• _The problem_
The number of lines containing the word "Boards" is all you should give; count them in the records below.
________________
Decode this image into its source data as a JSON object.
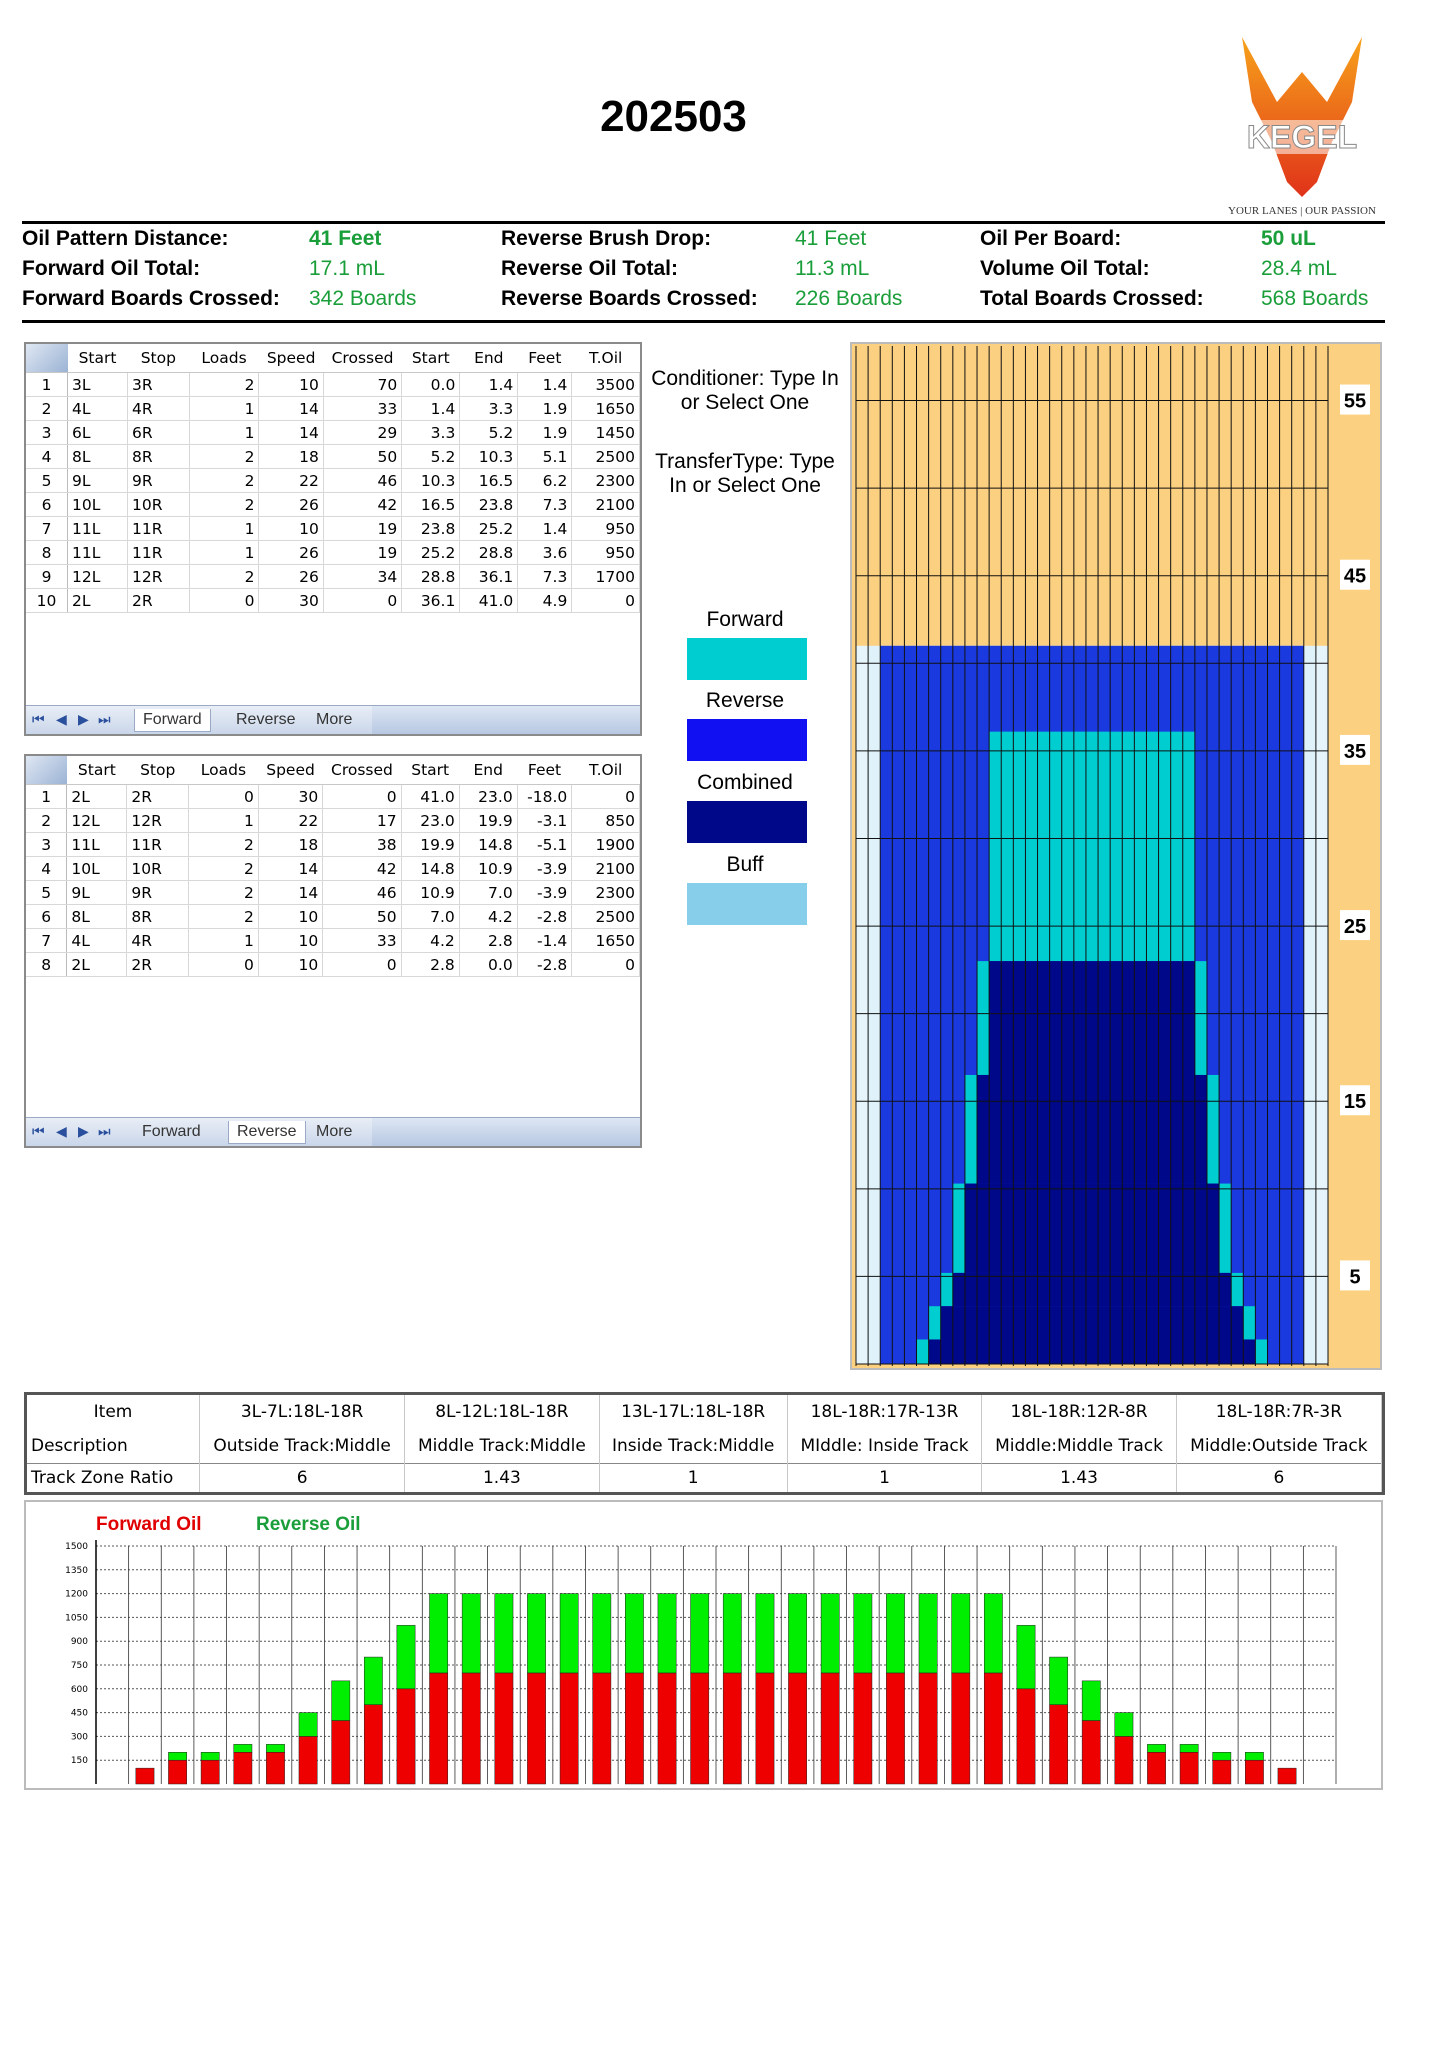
{
  "title": "202503",
  "logo": {
    "text": "KEGEL",
    "tagline": "YOUR LANES | OUR PASSION"
  },
  "summary": [
    [
      {
        "label": "Oil Pattern Distance:",
        "value": "41 Feet",
        "bold": true
      },
      {
        "label": "Reverse Brush Drop:",
        "value": "41 Feet",
        "bold": false
      },
      {
        "label": "Oil Per Board:",
        "value": "50 uL",
        "bold": true
      }
    ],
    [
      {
        "label": "Forward Oil Total:",
        "value": "17.1 mL",
        "bold": false
      },
      {
        "label": "Reverse Oil Total:",
        "value": "11.3 mL",
        "bold": false
      },
      {
        "label": "Volume Oil Total:",
        "value": "28.4 mL",
        "bold": false
      }
    ],
    [
      {
        "label": "Forward Boards Crossed:",
        "value": "342 Boards",
        "bold": false
      },
      {
        "label": "Reverse Boards Crossed:",
        "value": "226 Boards",
        "bold": false
      },
      {
        "label": "Total Boards Crossed:",
        "value": "568 Boards",
        "bold": false
      }
    ]
  ],
  "grid_headers": [
    "Start",
    "Stop",
    "Loads",
    "Speed",
    "Crossed",
    "Start",
    "End",
    "Feet",
    "T.Oil"
  ],
  "forward_rows": [
    [
      "1",
      "3L",
      "3R",
      "2",
      "10",
      "70",
      "0.0",
      "1.4",
      "1.4",
      "3500"
    ],
    [
      "2",
      "4L",
      "4R",
      "1",
      "14",
      "33",
      "1.4",
      "3.3",
      "1.9",
      "1650"
    ],
    [
      "3",
      "6L",
      "6R",
      "1",
      "14",
      "29",
      "3.3",
      "5.2",
      "1.9",
      "1450"
    ],
    [
      "4",
      "8L",
      "8R",
      "2",
      "18",
      "50",
      "5.2",
      "10.3",
      "5.1",
      "2500"
    ],
    [
      "5",
      "9L",
      "9R",
      "2",
      "22",
      "46",
      "10.3",
      "16.5",
      "6.2",
      "2300"
    ],
    [
      "6",
      "10L",
      "10R",
      "2",
      "26",
      "42",
      "16.5",
      "23.8",
      "7.3",
      "2100"
    ],
    [
      "7",
      "11L",
      "11R",
      "1",
      "10",
      "19",
      "23.8",
      "25.2",
      "1.4",
      "950"
    ],
    [
      "8",
      "11L",
      "11R",
      "1",
      "26",
      "19",
      "25.2",
      "28.8",
      "3.6",
      "950"
    ],
    [
      "9",
      "12L",
      "12R",
      "2",
      "26",
      "34",
      "28.8",
      "36.1",
      "7.3",
      "1700"
    ],
    [
      "10",
      "2L",
      "2R",
      "0",
      "30",
      "0",
      "36.1",
      "41.0",
      "4.9",
      "0"
    ]
  ],
  "reverse_rows": [
    [
      "1",
      "2L",
      "2R",
      "0",
      "30",
      "0",
      "41.0",
      "23.0",
      "-18.0",
      "0"
    ],
    [
      "2",
      "12L",
      "12R",
      "1",
      "22",
      "17",
      "23.0",
      "19.9",
      "-3.1",
      "850"
    ],
    [
      "3",
      "11L",
      "11R",
      "2",
      "18",
      "38",
      "19.9",
      "14.8",
      "-5.1",
      "1900"
    ],
    [
      "4",
      "10L",
      "10R",
      "2",
      "14",
      "42",
      "14.8",
      "10.9",
      "-3.9",
      "2100"
    ],
    [
      "5",
      "9L",
      "9R",
      "2",
      "14",
      "46",
      "10.9",
      "7.0",
      "-3.9",
      "2300"
    ],
    [
      "6",
      "8L",
      "8R",
      "2",
      "10",
      "50",
      "7.0",
      "4.2",
      "-2.8",
      "2500"
    ],
    [
      "7",
      "4L",
      "4R",
      "1",
      "10",
      "33",
      "4.2",
      "2.8",
      "-1.4",
      "1650"
    ],
    [
      "8",
      "2L",
      "2R",
      "0",
      "10",
      "0",
      "2.8",
      "0.0",
      "-2.8",
      "0"
    ]
  ],
  "tabs": [
    "Forward",
    "Reverse",
    "More"
  ],
  "conditioner_text": "Conditioner: Type In or Select One",
  "transfer_text": "TransferType: Type In or Select One",
  "legend": [
    {
      "label": "Forward",
      "color": "#00cdd0"
    },
    {
      "label": "Reverse",
      "color": "#1010f2"
    },
    {
      "label": "Combined",
      "color": "#00088a"
    },
    {
      "label": "Buff",
      "color": "#87ceeb"
    }
  ],
  "lane_scale": [
    "55",
    "45",
    "35",
    "25",
    "15",
    "5"
  ],
  "ratio_table": {
    "item_label": "Item",
    "desc_label": "Description",
    "ratio_label": "Track Zone Ratio",
    "columns": [
      {
        "item": "3L-7L:18L-18R",
        "desc": "Outside Track:Middle",
        "ratio": "6"
      },
      {
        "item": "8L-12L:18L-18R",
        "desc": "Middle Track:Middle",
        "ratio": "1.43"
      },
      {
        "item": "13L-17L:18L-18R",
        "desc": "Inside Track:Middle",
        "ratio": "1"
      },
      {
        "item": "18L-18R:17R-13R",
        "desc": "MIddle: Inside Track",
        "ratio": "1"
      },
      {
        "item": "18L-18R:12R-8R",
        "desc": "Middle:Middle Track",
        "ratio": "1.43"
      },
      {
        "item": "18L-18R:7R-3R",
        "desc": "Middle:Outside Track",
        "ratio": "6"
      }
    ]
  },
  "chart_data": {
    "type": "bar",
    "stacked": true,
    "legend_position": "top-left",
    "series": [
      {
        "name": "Forward Oil",
        "color": "#ee0000",
        "values": [
          100,
          150,
          150,
          200,
          200,
          300,
          400,
          500,
          600,
          700,
          700,
          700,
          700,
          700,
          700,
          700,
          700,
          700,
          700,
          700,
          700,
          700,
          700,
          700,
          700,
          700,
          700,
          600,
          500,
          400,
          300,
          200,
          200,
          150,
          150,
          100
        ]
      },
      {
        "name": "Reverse Oil",
        "color": "#00ee00",
        "values": [
          0,
          50,
          50,
          50,
          50,
          150,
          250,
          300,
          400,
          500,
          500,
          500,
          500,
          500,
          500,
          500,
          500,
          500,
          500,
          500,
          500,
          500,
          500,
          500,
          500,
          500,
          500,
          400,
          300,
          250,
          150,
          50,
          50,
          50,
          50,
          0
        ]
      }
    ],
    "y_ticks": [
      150,
      300,
      450,
      600,
      750,
      900,
      1050,
      1200,
      1350,
      1500
    ],
    "ylim": [
      0,
      1500
    ],
    "grid": true
  }
}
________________
• _Exercise output_
6